Faculty of Education and Social Work


What is applied theatre?

Applied theatre is generally accepted as an umbrella term, embracing a wide range of theatre practices that share an intentionality to provoke or shape social change, including: theatre in education, theatre for development, youth theatre, disability theatre, museum theatre, reminiscence theatre and prison theatre.

Applied theatre has developed alongside progressive radical people’s movements in various places around the world. In many cases, the left-leaning politics of these antecedent movements has shaped both the aesthetic and pedagogic intents of applied theatre practice.

Central to these theatrical movements has been the development of new sets of relationships between actors and the audience. The onus of a participatory theatre is on creating actors not for the stage but actors for, on and with the world.

Much applied theatre continues to derive its aesthetic from forms of theatre and performance that challenge or subvert political and social hegemonies.

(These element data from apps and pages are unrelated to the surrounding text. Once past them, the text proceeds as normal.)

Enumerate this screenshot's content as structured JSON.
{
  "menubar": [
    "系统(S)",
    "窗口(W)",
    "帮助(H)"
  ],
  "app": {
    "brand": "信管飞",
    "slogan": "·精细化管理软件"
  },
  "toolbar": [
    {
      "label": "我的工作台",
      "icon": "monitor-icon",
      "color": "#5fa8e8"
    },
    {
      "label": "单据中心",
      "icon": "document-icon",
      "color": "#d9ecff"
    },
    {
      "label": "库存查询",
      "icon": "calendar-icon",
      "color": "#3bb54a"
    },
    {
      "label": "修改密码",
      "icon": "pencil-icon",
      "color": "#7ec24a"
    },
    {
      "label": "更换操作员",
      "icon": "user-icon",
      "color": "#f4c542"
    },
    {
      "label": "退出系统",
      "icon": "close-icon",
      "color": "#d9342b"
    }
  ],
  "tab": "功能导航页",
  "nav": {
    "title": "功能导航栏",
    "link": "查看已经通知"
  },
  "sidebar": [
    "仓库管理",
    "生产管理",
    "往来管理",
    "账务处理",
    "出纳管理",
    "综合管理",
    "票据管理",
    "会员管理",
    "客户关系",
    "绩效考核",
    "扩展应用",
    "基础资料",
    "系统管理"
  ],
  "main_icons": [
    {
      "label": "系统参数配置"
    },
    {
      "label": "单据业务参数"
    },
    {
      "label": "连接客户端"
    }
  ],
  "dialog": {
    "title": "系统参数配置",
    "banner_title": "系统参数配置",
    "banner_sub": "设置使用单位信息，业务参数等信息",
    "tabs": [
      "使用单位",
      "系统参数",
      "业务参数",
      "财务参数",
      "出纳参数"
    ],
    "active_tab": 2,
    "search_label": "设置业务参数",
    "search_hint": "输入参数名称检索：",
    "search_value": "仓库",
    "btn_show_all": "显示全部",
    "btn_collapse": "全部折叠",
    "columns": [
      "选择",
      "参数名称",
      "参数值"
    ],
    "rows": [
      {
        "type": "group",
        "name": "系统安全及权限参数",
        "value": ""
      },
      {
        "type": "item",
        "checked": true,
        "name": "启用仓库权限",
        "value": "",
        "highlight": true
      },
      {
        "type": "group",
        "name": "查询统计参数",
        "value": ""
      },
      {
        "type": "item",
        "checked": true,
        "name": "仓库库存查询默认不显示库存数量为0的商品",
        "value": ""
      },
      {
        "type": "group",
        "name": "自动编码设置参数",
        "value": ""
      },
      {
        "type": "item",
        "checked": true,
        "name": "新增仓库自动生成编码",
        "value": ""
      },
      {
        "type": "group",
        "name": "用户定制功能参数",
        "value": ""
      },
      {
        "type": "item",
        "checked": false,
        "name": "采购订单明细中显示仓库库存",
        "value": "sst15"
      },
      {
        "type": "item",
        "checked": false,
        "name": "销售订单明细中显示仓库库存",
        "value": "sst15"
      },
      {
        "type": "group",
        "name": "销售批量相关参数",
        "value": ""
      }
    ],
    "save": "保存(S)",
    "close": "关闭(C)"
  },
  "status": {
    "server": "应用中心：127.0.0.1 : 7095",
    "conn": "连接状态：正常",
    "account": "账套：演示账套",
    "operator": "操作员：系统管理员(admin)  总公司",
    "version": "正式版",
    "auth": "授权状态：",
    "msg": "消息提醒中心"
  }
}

Applied theatre can be seen as part of a wider theatre movement that enables, as Gatti has argued, ‘the disinherited classes to create a theatre that reflected their concerns, not through performances for them but with them’ (cited in Prendergast & Saxton, 2009: 10).